Task brief: Below are records; count the lines in them that hold "threadCount" and give only the count.

App and web page records:
§ §
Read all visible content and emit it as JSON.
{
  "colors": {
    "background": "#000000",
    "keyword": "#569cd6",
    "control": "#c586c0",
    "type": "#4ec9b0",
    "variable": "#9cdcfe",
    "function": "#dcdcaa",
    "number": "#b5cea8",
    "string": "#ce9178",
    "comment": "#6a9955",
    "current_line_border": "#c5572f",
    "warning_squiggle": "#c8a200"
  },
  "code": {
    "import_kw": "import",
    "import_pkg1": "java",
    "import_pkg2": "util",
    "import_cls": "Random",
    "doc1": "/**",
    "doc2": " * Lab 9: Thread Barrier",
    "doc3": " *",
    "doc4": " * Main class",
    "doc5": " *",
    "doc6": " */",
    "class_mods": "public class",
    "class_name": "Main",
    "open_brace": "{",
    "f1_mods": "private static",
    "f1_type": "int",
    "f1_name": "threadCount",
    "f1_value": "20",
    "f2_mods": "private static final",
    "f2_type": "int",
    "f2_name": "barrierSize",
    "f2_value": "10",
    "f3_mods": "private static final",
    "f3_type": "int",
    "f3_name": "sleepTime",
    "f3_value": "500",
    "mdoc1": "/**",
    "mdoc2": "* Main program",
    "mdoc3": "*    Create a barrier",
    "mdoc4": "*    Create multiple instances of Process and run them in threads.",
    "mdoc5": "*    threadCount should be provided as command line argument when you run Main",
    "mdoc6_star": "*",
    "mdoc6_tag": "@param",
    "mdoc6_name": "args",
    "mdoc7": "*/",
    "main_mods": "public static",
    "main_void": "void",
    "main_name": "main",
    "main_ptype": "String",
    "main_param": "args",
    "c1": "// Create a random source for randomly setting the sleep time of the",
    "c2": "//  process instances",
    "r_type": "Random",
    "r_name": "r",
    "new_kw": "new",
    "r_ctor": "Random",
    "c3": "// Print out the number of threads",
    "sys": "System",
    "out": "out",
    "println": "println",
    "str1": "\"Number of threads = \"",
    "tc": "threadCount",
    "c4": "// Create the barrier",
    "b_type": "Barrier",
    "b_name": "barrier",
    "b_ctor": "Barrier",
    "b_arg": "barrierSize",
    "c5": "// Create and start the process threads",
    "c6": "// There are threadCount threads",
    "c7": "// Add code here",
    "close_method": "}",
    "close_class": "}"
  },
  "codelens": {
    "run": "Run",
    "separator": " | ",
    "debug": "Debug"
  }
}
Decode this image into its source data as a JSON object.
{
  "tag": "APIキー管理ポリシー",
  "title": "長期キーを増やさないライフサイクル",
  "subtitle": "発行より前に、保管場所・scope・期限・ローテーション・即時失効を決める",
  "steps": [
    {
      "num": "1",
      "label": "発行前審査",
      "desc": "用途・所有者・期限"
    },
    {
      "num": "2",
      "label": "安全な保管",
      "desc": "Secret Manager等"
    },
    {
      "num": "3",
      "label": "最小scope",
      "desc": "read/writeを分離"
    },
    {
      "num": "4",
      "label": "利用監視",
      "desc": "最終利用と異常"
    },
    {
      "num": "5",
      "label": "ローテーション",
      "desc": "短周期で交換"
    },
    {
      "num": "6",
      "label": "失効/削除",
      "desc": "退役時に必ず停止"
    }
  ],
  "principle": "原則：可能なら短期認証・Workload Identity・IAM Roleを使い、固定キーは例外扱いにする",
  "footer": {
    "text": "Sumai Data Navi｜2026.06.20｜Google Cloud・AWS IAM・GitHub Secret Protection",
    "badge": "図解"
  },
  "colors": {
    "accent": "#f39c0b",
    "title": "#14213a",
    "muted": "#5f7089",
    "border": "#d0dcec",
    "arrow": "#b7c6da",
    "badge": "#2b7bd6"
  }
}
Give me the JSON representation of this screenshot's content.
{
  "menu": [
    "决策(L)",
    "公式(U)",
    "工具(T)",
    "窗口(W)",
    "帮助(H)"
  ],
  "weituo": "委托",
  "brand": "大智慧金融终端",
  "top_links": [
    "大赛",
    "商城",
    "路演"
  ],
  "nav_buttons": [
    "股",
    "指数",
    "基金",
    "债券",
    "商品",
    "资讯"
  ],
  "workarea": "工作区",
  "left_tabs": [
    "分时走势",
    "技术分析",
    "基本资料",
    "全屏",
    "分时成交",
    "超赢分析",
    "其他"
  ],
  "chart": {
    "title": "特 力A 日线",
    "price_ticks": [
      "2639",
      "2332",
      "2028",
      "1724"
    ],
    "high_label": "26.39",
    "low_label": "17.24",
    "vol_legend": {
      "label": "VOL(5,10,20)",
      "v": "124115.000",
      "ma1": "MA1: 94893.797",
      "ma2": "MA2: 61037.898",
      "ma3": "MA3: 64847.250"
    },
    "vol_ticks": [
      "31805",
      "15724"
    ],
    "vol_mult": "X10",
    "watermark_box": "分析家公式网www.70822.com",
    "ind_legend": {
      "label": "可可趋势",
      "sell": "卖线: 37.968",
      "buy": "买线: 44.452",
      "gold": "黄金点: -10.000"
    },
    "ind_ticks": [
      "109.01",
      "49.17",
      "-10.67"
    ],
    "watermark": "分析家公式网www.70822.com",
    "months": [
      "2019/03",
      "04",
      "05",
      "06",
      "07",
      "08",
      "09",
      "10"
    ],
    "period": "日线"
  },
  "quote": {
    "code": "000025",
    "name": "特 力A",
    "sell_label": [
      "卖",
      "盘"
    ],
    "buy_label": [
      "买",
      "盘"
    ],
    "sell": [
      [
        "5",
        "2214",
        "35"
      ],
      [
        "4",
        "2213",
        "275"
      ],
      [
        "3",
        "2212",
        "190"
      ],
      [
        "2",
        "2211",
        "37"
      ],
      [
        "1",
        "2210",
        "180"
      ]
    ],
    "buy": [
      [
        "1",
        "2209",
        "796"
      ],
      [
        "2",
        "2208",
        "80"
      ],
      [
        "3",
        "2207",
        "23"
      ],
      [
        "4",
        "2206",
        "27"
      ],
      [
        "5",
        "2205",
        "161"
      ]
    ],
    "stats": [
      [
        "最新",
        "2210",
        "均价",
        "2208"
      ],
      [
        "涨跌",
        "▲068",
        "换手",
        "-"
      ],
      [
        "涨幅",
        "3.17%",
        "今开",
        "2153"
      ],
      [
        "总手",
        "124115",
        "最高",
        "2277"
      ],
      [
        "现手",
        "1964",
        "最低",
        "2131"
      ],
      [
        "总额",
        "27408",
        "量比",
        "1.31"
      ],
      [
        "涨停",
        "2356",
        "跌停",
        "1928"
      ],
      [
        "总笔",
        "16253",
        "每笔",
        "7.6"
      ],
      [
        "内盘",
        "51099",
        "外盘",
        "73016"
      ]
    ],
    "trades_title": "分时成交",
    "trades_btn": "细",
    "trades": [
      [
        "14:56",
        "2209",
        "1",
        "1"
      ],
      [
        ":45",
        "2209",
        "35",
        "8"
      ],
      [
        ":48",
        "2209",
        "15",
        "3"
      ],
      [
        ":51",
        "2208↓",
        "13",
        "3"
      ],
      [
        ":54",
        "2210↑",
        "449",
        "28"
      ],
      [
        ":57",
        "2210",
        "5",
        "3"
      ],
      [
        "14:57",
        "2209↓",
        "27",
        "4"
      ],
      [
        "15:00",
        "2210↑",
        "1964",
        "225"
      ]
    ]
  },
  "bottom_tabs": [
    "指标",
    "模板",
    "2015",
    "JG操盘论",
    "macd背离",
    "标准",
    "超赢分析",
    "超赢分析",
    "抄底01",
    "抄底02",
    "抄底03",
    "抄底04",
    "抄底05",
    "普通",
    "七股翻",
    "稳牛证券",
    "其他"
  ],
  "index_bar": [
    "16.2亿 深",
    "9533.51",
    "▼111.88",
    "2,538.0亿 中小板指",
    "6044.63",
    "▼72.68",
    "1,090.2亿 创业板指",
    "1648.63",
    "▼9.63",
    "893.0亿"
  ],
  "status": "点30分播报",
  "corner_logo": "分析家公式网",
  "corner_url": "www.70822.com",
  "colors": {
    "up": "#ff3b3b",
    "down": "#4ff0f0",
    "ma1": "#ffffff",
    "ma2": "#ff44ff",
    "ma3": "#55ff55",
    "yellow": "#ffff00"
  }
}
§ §
Task result: 4